Papal Lateran Cross
|Papal Lateran Cross
Pontificia Croce Lateranense
|Awarded by The Holy See|
|Type||Three degree medal (Gold, Silver, and Bronze)|
|Eligibility||Practicing Roman Catholics|
|Established||February 18, 1903|
The Papal Lateran Cross was commissioned by Pope Leo XIII, and instituted on February 18, 1903. The distinction was created as a recognititon of merit, and is named in honor of the Basilica of St. John in Lateran (Rome).
The decoration consists of a Greek cross displaying the image of St. John the Evangelist on the right, St. John the Baptist on the left, St. Peter at top, and St. Paul at the bottom. Christ the Redeemer is displayed at the center of the cross. The reverse side of the cross is engraved with the names, in Latin, of each saint depicted (Joanes, Batis, Petrus, Paulus), as well as the symbol of Christ (P and X inside a circle).
A button located above the cross is inscribed with the phrase: "Sacrosancta lateranensis ecclesia - omnium urbis et orbis ecclesiarum mater et caput" ("The sacred and holy church of the Lateran - the mother and the head of all of the churches of the city and the world").
The medal has been crafted in a number of designs: with or without an adjoining circle, as well as a solid medal with a cross in relief. The accompanying ribbon is red with blue stripes along the sides.
Notable individuals who received this honor include:

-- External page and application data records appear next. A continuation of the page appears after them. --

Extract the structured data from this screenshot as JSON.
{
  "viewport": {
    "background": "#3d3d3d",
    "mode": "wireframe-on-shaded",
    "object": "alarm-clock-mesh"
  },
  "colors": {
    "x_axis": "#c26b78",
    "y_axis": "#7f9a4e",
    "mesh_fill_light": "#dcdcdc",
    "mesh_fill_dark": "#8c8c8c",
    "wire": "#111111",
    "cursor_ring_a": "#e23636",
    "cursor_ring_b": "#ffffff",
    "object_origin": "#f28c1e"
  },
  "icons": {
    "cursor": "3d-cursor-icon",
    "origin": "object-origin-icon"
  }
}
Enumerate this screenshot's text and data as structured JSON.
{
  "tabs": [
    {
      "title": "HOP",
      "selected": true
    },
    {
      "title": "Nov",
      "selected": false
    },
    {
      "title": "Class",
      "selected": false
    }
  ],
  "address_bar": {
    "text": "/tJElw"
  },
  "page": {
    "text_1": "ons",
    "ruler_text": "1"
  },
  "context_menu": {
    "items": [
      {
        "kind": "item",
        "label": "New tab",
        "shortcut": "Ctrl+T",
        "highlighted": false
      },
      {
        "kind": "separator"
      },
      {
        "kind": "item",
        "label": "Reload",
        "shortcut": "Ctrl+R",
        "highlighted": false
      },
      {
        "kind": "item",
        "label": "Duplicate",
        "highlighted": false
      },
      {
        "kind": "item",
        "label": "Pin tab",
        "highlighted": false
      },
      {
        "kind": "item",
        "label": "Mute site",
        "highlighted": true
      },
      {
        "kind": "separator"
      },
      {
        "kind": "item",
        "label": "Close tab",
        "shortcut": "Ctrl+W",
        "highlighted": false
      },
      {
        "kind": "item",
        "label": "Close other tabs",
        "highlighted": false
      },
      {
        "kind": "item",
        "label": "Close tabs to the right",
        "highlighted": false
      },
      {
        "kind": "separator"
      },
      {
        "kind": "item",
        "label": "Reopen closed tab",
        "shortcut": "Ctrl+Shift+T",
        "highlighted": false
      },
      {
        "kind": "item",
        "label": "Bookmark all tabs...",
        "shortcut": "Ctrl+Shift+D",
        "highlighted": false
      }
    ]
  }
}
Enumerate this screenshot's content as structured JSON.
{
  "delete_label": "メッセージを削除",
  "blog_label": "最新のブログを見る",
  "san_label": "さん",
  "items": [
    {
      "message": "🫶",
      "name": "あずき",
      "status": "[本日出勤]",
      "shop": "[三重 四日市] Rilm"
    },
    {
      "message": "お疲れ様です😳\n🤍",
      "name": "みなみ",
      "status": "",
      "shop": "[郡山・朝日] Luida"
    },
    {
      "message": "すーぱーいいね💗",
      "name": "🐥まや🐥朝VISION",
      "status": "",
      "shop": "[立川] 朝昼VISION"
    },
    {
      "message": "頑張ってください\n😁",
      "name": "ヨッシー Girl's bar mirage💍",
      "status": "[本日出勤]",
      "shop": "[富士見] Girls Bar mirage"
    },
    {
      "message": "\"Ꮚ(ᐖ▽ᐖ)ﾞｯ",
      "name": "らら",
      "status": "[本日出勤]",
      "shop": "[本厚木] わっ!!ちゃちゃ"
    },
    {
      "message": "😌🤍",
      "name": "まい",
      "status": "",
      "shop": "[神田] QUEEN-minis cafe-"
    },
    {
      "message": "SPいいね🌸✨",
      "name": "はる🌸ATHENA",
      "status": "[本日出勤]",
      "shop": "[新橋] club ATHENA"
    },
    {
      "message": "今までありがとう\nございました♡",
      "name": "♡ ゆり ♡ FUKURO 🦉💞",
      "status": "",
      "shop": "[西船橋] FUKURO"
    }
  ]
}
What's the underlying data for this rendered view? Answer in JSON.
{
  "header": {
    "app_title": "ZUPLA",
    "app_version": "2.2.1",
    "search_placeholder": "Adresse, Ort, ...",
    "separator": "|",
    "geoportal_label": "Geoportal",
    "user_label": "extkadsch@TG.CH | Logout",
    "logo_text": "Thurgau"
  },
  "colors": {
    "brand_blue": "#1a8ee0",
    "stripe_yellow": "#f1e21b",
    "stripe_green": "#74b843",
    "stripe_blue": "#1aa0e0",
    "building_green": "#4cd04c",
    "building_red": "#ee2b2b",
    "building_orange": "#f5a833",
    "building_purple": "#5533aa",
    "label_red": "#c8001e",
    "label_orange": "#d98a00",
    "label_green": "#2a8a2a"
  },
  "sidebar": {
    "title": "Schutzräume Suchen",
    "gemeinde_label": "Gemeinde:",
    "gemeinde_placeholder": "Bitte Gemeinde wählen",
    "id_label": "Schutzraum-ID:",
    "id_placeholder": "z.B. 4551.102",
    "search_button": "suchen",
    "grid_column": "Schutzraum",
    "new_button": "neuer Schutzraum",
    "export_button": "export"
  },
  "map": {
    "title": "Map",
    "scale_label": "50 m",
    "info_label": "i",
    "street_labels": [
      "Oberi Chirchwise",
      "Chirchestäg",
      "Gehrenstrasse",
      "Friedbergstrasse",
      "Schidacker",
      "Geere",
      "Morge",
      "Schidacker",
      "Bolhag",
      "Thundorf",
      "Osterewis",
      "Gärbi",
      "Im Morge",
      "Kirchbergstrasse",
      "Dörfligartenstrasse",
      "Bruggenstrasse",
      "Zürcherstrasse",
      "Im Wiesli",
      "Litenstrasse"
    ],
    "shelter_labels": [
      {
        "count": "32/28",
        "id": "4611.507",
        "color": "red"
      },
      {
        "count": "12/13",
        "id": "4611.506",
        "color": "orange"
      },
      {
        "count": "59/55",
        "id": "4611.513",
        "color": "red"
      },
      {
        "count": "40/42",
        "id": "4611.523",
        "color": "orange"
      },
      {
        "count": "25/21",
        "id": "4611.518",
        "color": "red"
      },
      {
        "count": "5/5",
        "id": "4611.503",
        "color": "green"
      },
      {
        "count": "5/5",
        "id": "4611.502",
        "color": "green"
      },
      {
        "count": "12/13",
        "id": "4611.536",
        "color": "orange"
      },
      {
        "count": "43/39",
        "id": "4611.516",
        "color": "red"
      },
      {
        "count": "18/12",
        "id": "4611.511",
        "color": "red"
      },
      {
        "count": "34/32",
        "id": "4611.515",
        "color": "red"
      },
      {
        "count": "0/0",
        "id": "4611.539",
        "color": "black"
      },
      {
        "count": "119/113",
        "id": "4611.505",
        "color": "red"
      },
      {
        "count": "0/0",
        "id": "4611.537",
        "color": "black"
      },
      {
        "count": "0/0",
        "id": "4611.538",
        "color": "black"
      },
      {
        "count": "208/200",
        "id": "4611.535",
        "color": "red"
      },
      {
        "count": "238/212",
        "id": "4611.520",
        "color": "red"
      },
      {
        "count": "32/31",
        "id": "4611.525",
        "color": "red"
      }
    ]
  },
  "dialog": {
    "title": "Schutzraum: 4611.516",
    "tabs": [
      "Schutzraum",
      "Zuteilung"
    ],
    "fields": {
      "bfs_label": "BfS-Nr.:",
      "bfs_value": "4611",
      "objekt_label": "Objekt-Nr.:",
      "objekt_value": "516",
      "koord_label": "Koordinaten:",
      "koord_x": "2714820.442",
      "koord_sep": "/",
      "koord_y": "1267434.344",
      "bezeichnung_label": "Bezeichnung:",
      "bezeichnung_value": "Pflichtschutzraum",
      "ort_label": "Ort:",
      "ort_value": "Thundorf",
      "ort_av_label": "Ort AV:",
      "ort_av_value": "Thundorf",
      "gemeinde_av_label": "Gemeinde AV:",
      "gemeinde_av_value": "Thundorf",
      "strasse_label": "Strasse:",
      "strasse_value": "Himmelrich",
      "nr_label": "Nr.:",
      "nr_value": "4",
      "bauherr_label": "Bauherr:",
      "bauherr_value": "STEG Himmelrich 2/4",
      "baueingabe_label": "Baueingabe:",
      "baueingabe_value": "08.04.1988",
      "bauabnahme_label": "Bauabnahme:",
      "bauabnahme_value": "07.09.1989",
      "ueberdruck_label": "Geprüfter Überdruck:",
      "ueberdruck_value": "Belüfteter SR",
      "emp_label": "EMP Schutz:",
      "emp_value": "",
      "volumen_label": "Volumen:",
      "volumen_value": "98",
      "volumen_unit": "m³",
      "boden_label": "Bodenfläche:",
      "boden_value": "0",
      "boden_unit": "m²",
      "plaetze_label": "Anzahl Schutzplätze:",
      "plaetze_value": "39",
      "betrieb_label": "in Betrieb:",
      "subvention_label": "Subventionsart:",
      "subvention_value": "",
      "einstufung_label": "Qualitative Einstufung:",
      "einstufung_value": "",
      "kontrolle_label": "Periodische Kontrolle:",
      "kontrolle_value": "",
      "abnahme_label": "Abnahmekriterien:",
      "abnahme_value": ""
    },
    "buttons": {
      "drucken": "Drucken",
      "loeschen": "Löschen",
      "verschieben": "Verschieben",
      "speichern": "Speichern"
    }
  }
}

- Max Corvo (United States)
- William Joseph Donovan (United States)
- Ricardo Lancaster-Jones y Verea (Mexico)
- Wolfgang Mayer-König (Austria)
- Constancio C. Vigil (Argentina)
- Storia Illustrata, n. 248, July 1978. Milan: Arnoldo Mondadori Editore.